Exercise inputs =
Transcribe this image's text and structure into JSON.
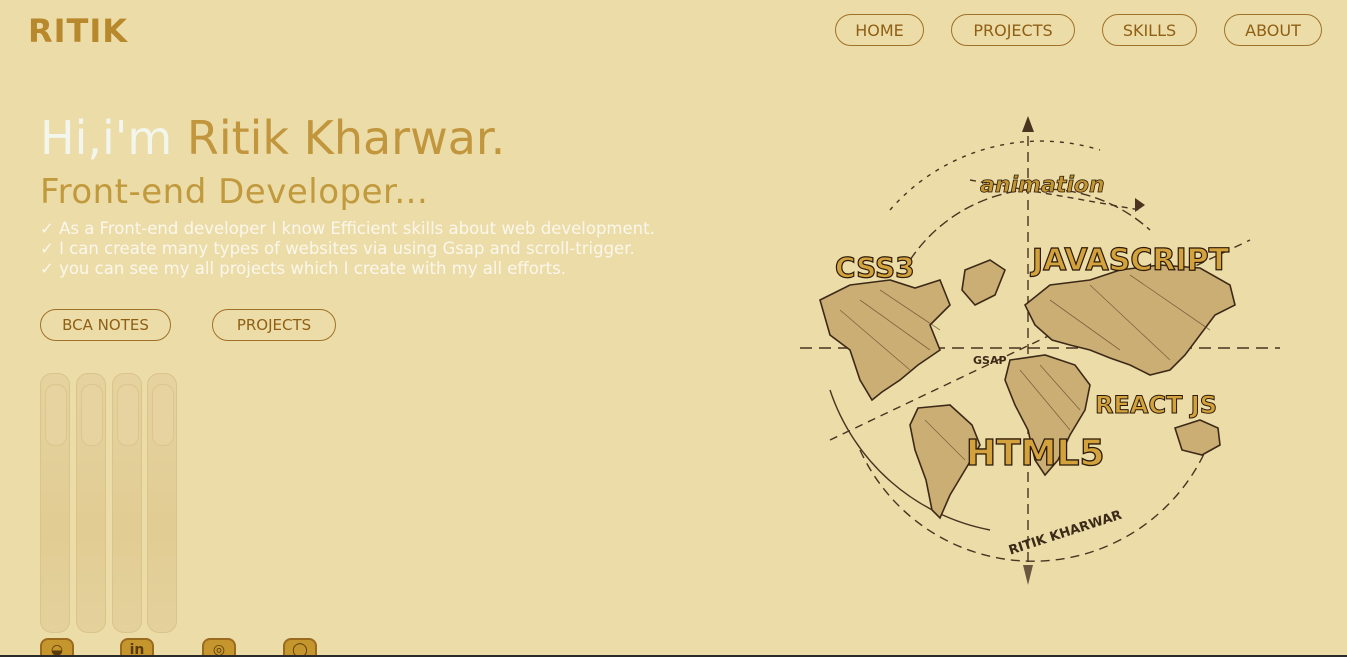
{
  "brand": {
    "logo_text": "RITIK"
  },
  "nav": {
    "items": [
      {
        "label": "HOME"
      },
      {
        "label": "PROJECTS"
      },
      {
        "label": "SKILLS"
      },
      {
        "label": "ABOUT"
      }
    ]
  },
  "hero": {
    "greeting": "Hi,i'm",
    "name": "Ritik Kharwar.",
    "role": "Front-end Developer...",
    "points": [
      "✓ As a Front-end developer I know Efficient skills about web development.",
      "✓ I can create many types of websites via using Gsap and scroll-trigger.",
      "✓ you can see my all projects which I create with my all efforts."
    ],
    "buttons": [
      {
        "label": "BCA NOTES"
      },
      {
        "label": "PROJECTS"
      }
    ]
  },
  "art": {
    "labels": {
      "animation": "animation",
      "css": "CSS3",
      "javascript": "JAVASCRIPT",
      "gsap": "GSAP",
      "react": "REACT JS",
      "html": "HTML5",
      "signature": "RITIK KHARWAR"
    }
  },
  "socials": [
    {
      "icon": "github-icon"
    },
    {
      "icon": "linkedin-icon"
    },
    {
      "icon": "instagram-icon"
    },
    {
      "icon": "whatsapp-icon"
    }
  ],
  "colors": {
    "background": "#ecdca8",
    "accent": "#c1963d",
    "border": "#a07128",
    "text_light": "#fbf7ec"
  }
}
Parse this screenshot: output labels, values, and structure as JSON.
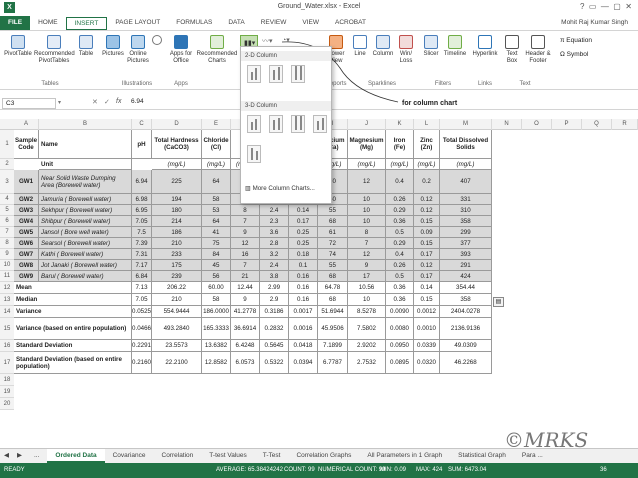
{
  "window": {
    "title": "Ground_Water.xlsx - Excel",
    "user": "Mohit Raj Kumar Singh"
  },
  "tabs": [
    "FILE",
    "HOME",
    "INSERT",
    "PAGE LAYOUT",
    "FORMULAS",
    "DATA",
    "REVIEW",
    "VIEW",
    "ACROBAT"
  ],
  "ribbon": {
    "buttons": {
      "pivot": "PivotTable",
      "rec_pivot": "Recommended PivotTables",
      "table": "Table",
      "pictures": "Pictures",
      "online_pictures": "Online Pictures",
      "apps": "Apps for Office",
      "rec_charts": "Recommended Charts",
      "power_view": "Power View",
      "line": "Line",
      "column": "Column",
      "winloss": "Win/ Loss",
      "slicer": "Slicer",
      "timeline": "Timeline",
      "hyperlink": "Hyperlink",
      "textbox": "Text Box",
      "header_footer": "Header & Footer",
      "equation": "Equation",
      "symbol": "Symbol"
    },
    "groups": {
      "tables": "Tables",
      "illustrations": "Illustrations",
      "apps": "Apps",
      "reports": "Reports",
      "sparklines": "Sparklines",
      "filters": "Filters",
      "links": "Links",
      "text": "Text"
    }
  },
  "dropdown": {
    "section1": "2-D Column",
    "section2": "3-D Column",
    "more": "More Column Charts..."
  },
  "annotation": "for column chart",
  "formula": {
    "cell": "C3",
    "value": "6.94"
  },
  "columns": [
    "A",
    "B",
    "C",
    "D",
    "E",
    "F",
    "G",
    "H",
    "I",
    "J",
    "K",
    "L",
    "M",
    "N",
    "O",
    "P",
    "Q",
    "R"
  ],
  "rows": [
    "1",
    "2",
    "3",
    "4",
    "5",
    "6",
    "7",
    "8",
    "9",
    "10",
    "11",
    "12",
    "13",
    "14",
    "15",
    "16",
    "17",
    "18",
    "19",
    "20"
  ],
  "headers": {
    "code": "Sample Code",
    "name": "Name",
    "ph": "pH",
    "hardness": "Total Hardness (CaCO3)",
    "chloride": "Chloride (Cl)",
    "sulfate": "Su",
    "calcium": "Calcium (Ca)",
    "magnesium": "Magnesium (Mg)",
    "iron": "Iron (Fe)",
    "zinc": "Zinc (Zn)",
    "tds": "Total Dissolved Solids",
    "unit": "Unit",
    "mgl": "(mg/L)"
  },
  "samples": [
    {
      "code": "GW1",
      "name": "Near Solid Waste Dumping Area (Borewell water)",
      "ph": "6.94",
      "d": "225",
      "e": "64",
      "f": "",
      "g": "",
      "h": "",
      "i": "70",
      "j": "12",
      "k": "0.4",
      "l": "0.2",
      "m": "407"
    },
    {
      "code": "GW2",
      "name": "Jamuria ( Borewell water)",
      "ph": "6.98",
      "d": "194",
      "e": "58",
      "f": "8",
      "g": "2.9",
      "h": "0.13",
      "i": "60",
      "j": "10",
      "k": "0.26",
      "l": "0.12",
      "m": "331"
    },
    {
      "code": "GW3",
      "name": "Sekhpur ( Borewell water)",
      "ph": "6.95",
      "d": "180",
      "e": "53",
      "f": "8",
      "g": "2.4",
      "h": "0.14",
      "i": "55",
      "j": "10",
      "k": "0.29",
      "l": "0.12",
      "m": "310"
    },
    {
      "code": "GW4",
      "name": "Shibpur ( Borewell water)",
      "ph": "7.05",
      "d": "214",
      "e": "64",
      "f": "7",
      "g": "2.3",
      "h": "0.17",
      "i": "68",
      "j": "10",
      "k": "0.36",
      "l": "0.15",
      "m": "358"
    },
    {
      "code": "GW5",
      "name": "Jansol ( Bore well water)",
      "ph": "7.5",
      "d": "186",
      "e": "41",
      "f": "9",
      "g": "3.6",
      "h": "0.25",
      "i": "61",
      "j": "8",
      "k": "0.5",
      "l": "0.09",
      "m": "299"
    },
    {
      "code": "GW6",
      "name": "Searsol ( Borewell water)",
      "ph": "7.39",
      "d": "210",
      "e": "75",
      "f": "12",
      "g": "2.8",
      "h": "0.25",
      "i": "72",
      "j": "7",
      "k": "0.29",
      "l": "0.15",
      "m": "377"
    },
    {
      "code": "GW7",
      "name": "Kathi ( Borewell water)",
      "ph": "7.31",
      "d": "233",
      "e": "84",
      "f": "16",
      "g": "3.2",
      "h": "0.18",
      "i": "74",
      "j": "12",
      "k": "0.4",
      "l": "0.17",
      "m": "393"
    },
    {
      "code": "GW8",
      "name": "Jot Janaki ( Borewell water)",
      "ph": "7.17",
      "d": "175",
      "e": "45",
      "f": "7",
      "g": "2.4",
      "h": "0.1",
      "i": "55",
      "j": "9",
      "k": "0.26",
      "l": "0.12",
      "m": "291"
    },
    {
      "code": "GW9",
      "name": "Barul ( Borewell water)",
      "ph": "6.84",
      "d": "239",
      "e": "56",
      "f": "21",
      "g": "3.8",
      "h": "0.16",
      "i": "68",
      "j": "17",
      "k": "0.5",
      "l": "0.17",
      "m": "424"
    }
  ],
  "stats": [
    {
      "label": "Mean",
      "ph": "7.13",
      "d": "206.22",
      "e": "60.00",
      "f": "12.44",
      "g": "2.99",
      "h": "0.16",
      "i": "64.78",
      "j": "10.56",
      "k": "0.36",
      "l": "0.14",
      "m": "354.44"
    },
    {
      "label": "Median",
      "ph": "7.05",
      "d": "210",
      "e": "58",
      "f": "9",
      "g": "2.9",
      "h": "0.16",
      "i": "68",
      "j": "10",
      "k": "0.36",
      "l": "0.15",
      "m": "358"
    },
    {
      "label": "Variance",
      "ph": "0.0525",
      "d": "554.9444",
      "e": "186.0000",
      "f": "41.2778",
      "g": "0.3186",
      "h": "0.0017",
      "i": "51.6944",
      "j": "8.5278",
      "k": "0.0090",
      "l": "0.0012",
      "m": "2404.0278"
    },
    {
      "label": "Variance (based on entire population)",
      "ph": "0.0466",
      "d": "493.2840",
      "e": "165.3333",
      "f": "36.6914",
      "g": "0.2832",
      "h": "0.0016",
      "i": "45.9506",
      "j": "7.5802",
      "k": "0.0080",
      "l": "0.0010",
      "m": "2136.9136"
    },
    {
      "label": "Standard Deviation",
      "ph": "0.2291",
      "d": "23.5573",
      "e": "13.6382",
      "f": "6.4248",
      "g": "0.5645",
      "h": "0.0418",
      "i": "7.1899",
      "j": "2.9202",
      "k": "0.0950",
      "l": "0.0339",
      "m": "49.0309"
    },
    {
      "label": "Standard Deviation (based on entire population)",
      "ph": "0.2160",
      "d": "22.2100",
      "e": "12.8582",
      "f": "6.0573",
      "g": "0.5322",
      "h": "0.0394",
      "i": "6.7787",
      "j": "2.7532",
      "k": "0.0895",
      "l": "0.0320",
      "m": "46.2268"
    }
  ],
  "sheets": [
    "...",
    "Ordered Data",
    "Covariance",
    "Correlation",
    "T-test Values",
    "T-Test",
    "Correlation Graphs",
    "All Parameters in 1 Graph",
    "Statistical Graph",
    "Para ..."
  ],
  "status": {
    "ready": "READY",
    "average": "AVERAGE: 65.38424242",
    "count": "COUNT: 99",
    "numcount": "NUMERICAL COUNT: 99",
    "min": "MIN: 0.09",
    "max": "MAX: 424",
    "sum": "SUM: 6473.04",
    "zoom": "36"
  },
  "watermark": "©MRKS"
}
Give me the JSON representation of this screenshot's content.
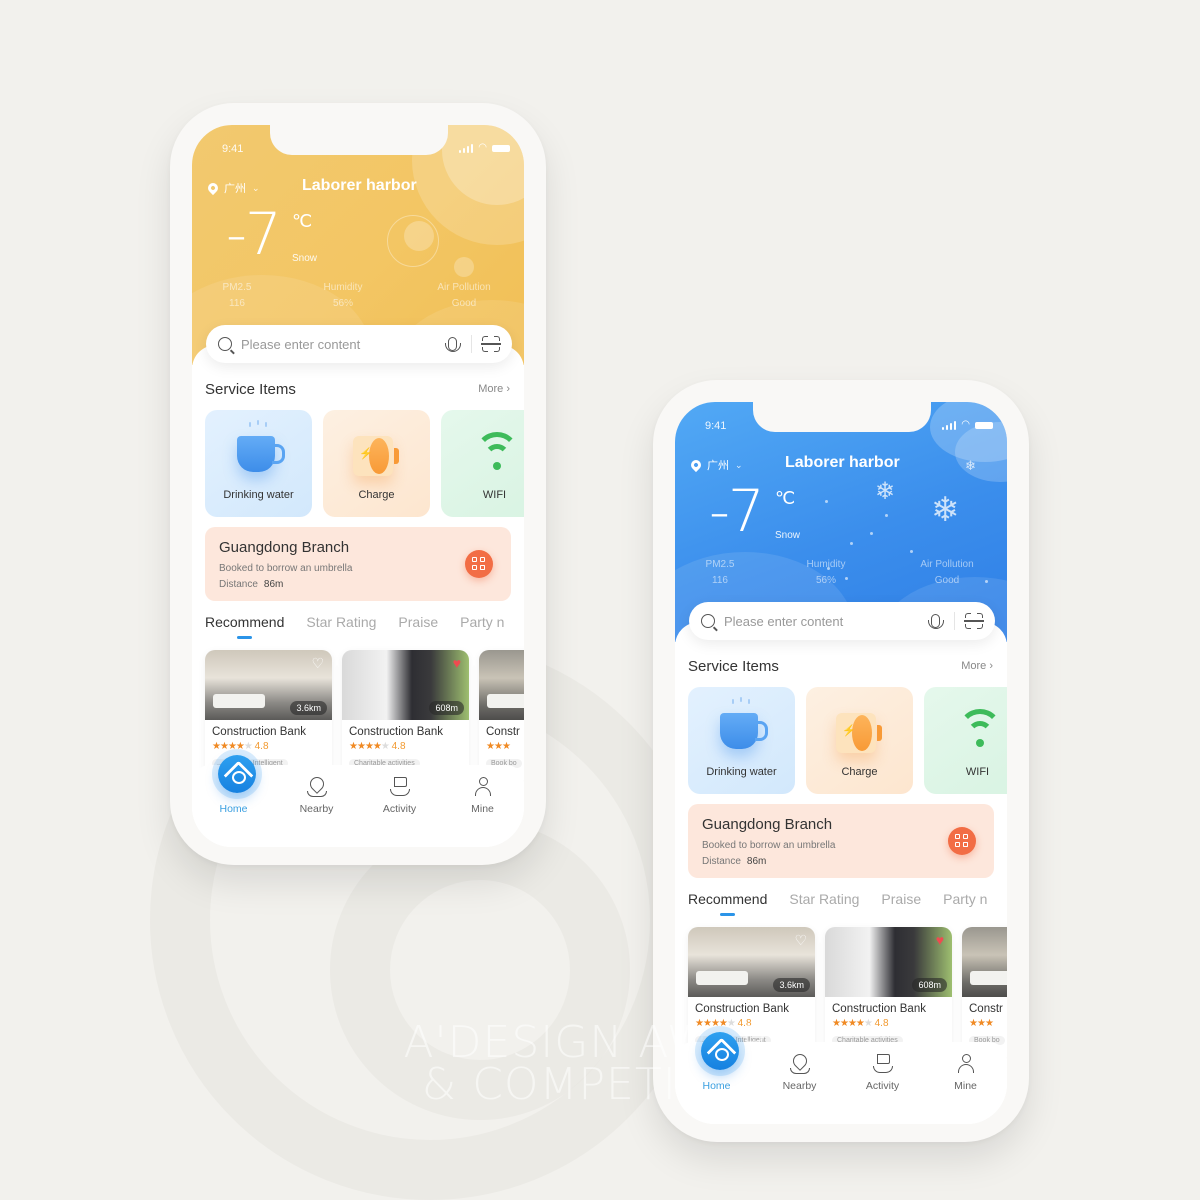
{
  "watermark": {
    "line1": "A'DESIGN AWARD",
    "line2": "& COMPETITION"
  },
  "phones": [
    {
      "theme": "yellow",
      "status": {
        "time": "9:41"
      },
      "header": {
        "city": "广州",
        "title": "Laborer harbor",
        "temperature": "-7",
        "unit": "℃",
        "condition": "Snow",
        "stats": [
          {
            "label": "PM2.5",
            "value": "116"
          },
          {
            "label": "Humidity",
            "value": "56%"
          },
          {
            "label": "Air Pollution",
            "value": "Good"
          }
        ]
      },
      "search": {
        "placeholder": "Please enter content",
        "value": ""
      },
      "services": {
        "title": "Service Items",
        "more_label": "More",
        "items": [
          {
            "label": "Drinking water",
            "icon": "cup-icon"
          },
          {
            "label": "Charge",
            "icon": "battery-icon"
          },
          {
            "label": "WIFI",
            "icon": "wifi-icon"
          }
        ]
      },
      "branch": {
        "title": "Guangdong Branch",
        "subtitle": "Booked to borrow an umbrella",
        "distance_label": "Distance",
        "distance_value": "86m"
      },
      "tabs": [
        "Recommend",
        "Star Rating",
        "Praise",
        "Party n"
      ],
      "active_tab": 0,
      "cards": [
        {
          "name": "Construction Bank",
          "rating": "4.8",
          "stars": 4,
          "distance": "3.6km",
          "favorite": false,
          "tags": [
            "...ving",
            "Intelligent"
          ]
        },
        {
          "name": "Construction Bank",
          "rating": "4.8",
          "stars": 4,
          "distance": "608m",
          "favorite": true,
          "tags": [
            "Charitable activities"
          ]
        },
        {
          "name": "Constr",
          "rating": "",
          "stars": 3,
          "distance": "",
          "favorite": false,
          "tags": [
            "Book bo"
          ]
        }
      ],
      "tabbar": [
        {
          "label": "Home",
          "icon": "home-icon",
          "active": true
        },
        {
          "label": "Nearby",
          "icon": "location-pin-icon",
          "active": false
        },
        {
          "label": "Activity",
          "icon": "flag-icon",
          "active": false
        },
        {
          "label": "Mine",
          "icon": "user-icon",
          "active": false
        }
      ]
    },
    {
      "theme": "blue",
      "status": {
        "time": "9:41"
      },
      "header": {
        "city": "广州",
        "title": "Laborer harbor",
        "temperature": "-7",
        "unit": "℃",
        "condition": "Snow",
        "stats": [
          {
            "label": "PM2.5",
            "value": "116"
          },
          {
            "label": "Humidity",
            "value": "56%"
          },
          {
            "label": "Air Pollution",
            "value": "Good"
          }
        ]
      },
      "search": {
        "placeholder": "Please enter content",
        "value": ""
      },
      "services": {
        "title": "Service Items",
        "more_label": "More",
        "items": [
          {
            "label": "Drinking water",
            "icon": "cup-icon"
          },
          {
            "label": "Charge",
            "icon": "battery-icon"
          },
          {
            "label": "WIFI",
            "icon": "wifi-icon"
          }
        ]
      },
      "branch": {
        "title": "Guangdong Branch",
        "subtitle": "Booked to borrow an umbrella",
        "distance_label": "Distance",
        "distance_value": "86m"
      },
      "tabs": [
        "Recommend",
        "Star Rating",
        "Praise",
        "Party n"
      ],
      "active_tab": 0,
      "cards": [
        {
          "name": "Construction Bank",
          "rating": "4.8",
          "stars": 4,
          "distance": "3.6km",
          "favorite": false,
          "tags": [
            "...ving",
            "Intelligent"
          ]
        },
        {
          "name": "Construction Bank",
          "rating": "4.8",
          "stars": 4,
          "distance": "608m",
          "favorite": true,
          "tags": [
            "Charitable activities"
          ]
        },
        {
          "name": "Constr",
          "rating": "",
          "stars": 3,
          "distance": "",
          "favorite": false,
          "tags": [
            "Book bo"
          ]
        }
      ],
      "tabbar": [
        {
          "label": "Home",
          "icon": "home-icon",
          "active": true
        },
        {
          "label": "Nearby",
          "icon": "location-pin-icon",
          "active": false
        },
        {
          "label": "Activity",
          "icon": "flag-icon",
          "active": false
        },
        {
          "label": "Mine",
          "icon": "user-icon",
          "active": false
        }
      ]
    }
  ],
  "colors": {
    "background": "#f2f1ed",
    "yellow_header": "#f2c96f",
    "blue_header": "#3b8eec",
    "accent_blue": "#2b94e8",
    "qr_orange": "#f26d45",
    "branch_bg": "#fde7dc",
    "star": "#f08a24",
    "favorite_red": "#ef4b50"
  }
}
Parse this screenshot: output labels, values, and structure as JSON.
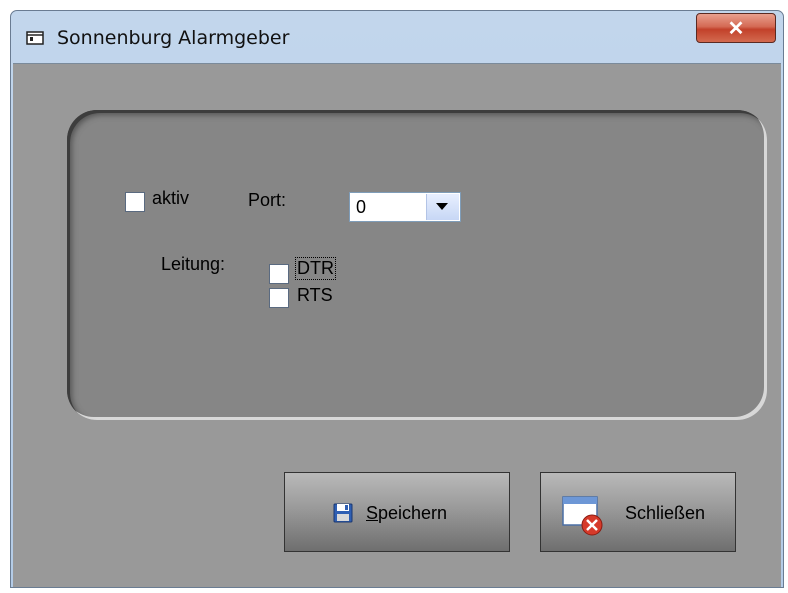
{
  "window": {
    "title": "Sonnenburg Alarmgeber",
    "close_symbol": "✕"
  },
  "form": {
    "aktiv_label": "aktiv",
    "aktiv_checked": false,
    "port_label": "Port:",
    "port_value": "0",
    "leitung_label": "Leitung:",
    "dtr_label": "DTR",
    "dtr_checked": false,
    "rts_label": "RTS",
    "rts_checked": false
  },
  "buttons": {
    "save_label_mnemonic": "S",
    "save_label_rest": "peichern",
    "close_label": "Schließen"
  },
  "icons": {
    "app": "window-icon",
    "save": "floppy-disk-icon",
    "close_window": "window-close-icon"
  },
  "colors": {
    "client_bg": "#999999",
    "panel_bg": "#868686",
    "close_button": "#c2412a"
  }
}
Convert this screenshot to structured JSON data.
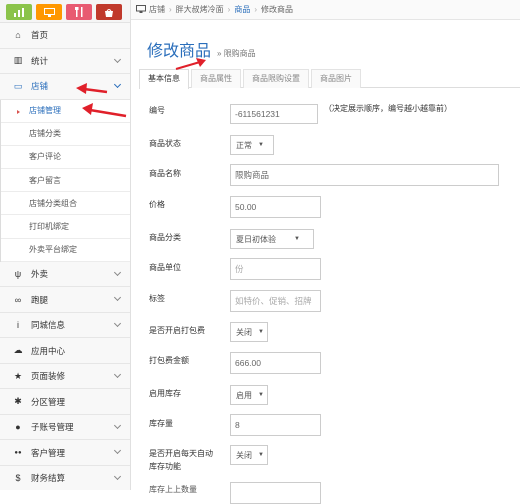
{
  "quickbar": {
    "colors": [
      "#8bc34a",
      "#ff9800",
      "#e85a71",
      "#c0392b"
    ],
    "icons": [
      "chart-icon",
      "monitor-icon",
      "cutlery-icon",
      "shop-icon"
    ]
  },
  "sidebar": {
    "items_top": [
      {
        "label": "首页",
        "icon": "home-icon",
        "glyph": "⌂",
        "chevron": false
      },
      {
        "label": "统计",
        "icon": "bar-chart-icon",
        "glyph": "▥",
        "chevron": true
      }
    ],
    "store": {
      "label": "店铺",
      "icon": "monitor-icon",
      "glyph": "▭"
    },
    "store_sub": [
      "店铺管理",
      "店铺分类",
      "客户评论",
      "客户留言",
      "店铺分类组合",
      "打印机绑定",
      "外卖平台绑定"
    ],
    "items_bottom": [
      {
        "label": "外卖",
        "icon": "cutlery-icon",
        "glyph": "ψ",
        "chevron": true
      },
      {
        "label": "跑腿",
        "icon": "bicycle-icon",
        "glyph": "∞",
        "chevron": true
      },
      {
        "label": "同城信息",
        "icon": "info-icon",
        "glyph": "i",
        "chevron": true
      },
      {
        "label": "应用中心",
        "icon": "cloud-icon",
        "glyph": "☁",
        "chevron": false
      },
      {
        "label": "页面装修",
        "icon": "star-icon",
        "glyph": "★",
        "chevron": true
      },
      {
        "label": "分区管理",
        "icon": "gear-icon",
        "glyph": "✱",
        "chevron": false
      },
      {
        "label": "子账号管理",
        "icon": "user-icon",
        "glyph": "●",
        "chevron": true
      },
      {
        "label": "客户管理",
        "icon": "users-icon",
        "glyph": "●●",
        "chevron": true
      },
      {
        "label": "财务结算",
        "icon": "dollar-icon",
        "glyph": "$",
        "chevron": true
      }
    ]
  },
  "breadcrumb": {
    "home": "店铺",
    "shop": "胖大叔烤冷面",
    "goods": "商品",
    "current": "修改商品"
  },
  "header": {
    "title": "修改商品",
    "subtitle": "» 限购商品"
  },
  "tabs": [
    "基本信息",
    "商品属性",
    "商品限购设置",
    "商品图片"
  ],
  "form": {
    "number_label": "编号",
    "number_value": "-611561231",
    "number_hint": "（决定展示顺序，编号越小越靠前）",
    "status_label": "商品状态",
    "status_value": "正常",
    "name_label": "商品名称",
    "name_value": "限购商品",
    "price_label": "价格",
    "price_value": "50.00",
    "category_label": "商品分类",
    "category_value": "夏日初体验",
    "unit_label": "商品单位",
    "unit_placeholder": "份",
    "tags_label": "标签",
    "tags_placeholder": "如特价、促销、招牌",
    "pack_label": "是否开启打包费",
    "pack_value": "关闭",
    "packfee_label": "打包费金额",
    "packfee_value": "666.00",
    "stock_label": "启用库存",
    "stock_value": "启用",
    "stockqty_label": "库存量",
    "stockqty_value": "8",
    "daily_label_1": "是否开启每天自动",
    "daily_label_2": "库存功能",
    "daily_value": "关闭",
    "last_label": "库存上上数量"
  },
  "accent": "#2a6ebb",
  "annotation_color": "#e0202a"
}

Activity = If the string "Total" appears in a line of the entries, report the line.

Written response =
    "hardness": "Total Hardness (CaCO3)",
    "tds": "Total Dissolved Solids",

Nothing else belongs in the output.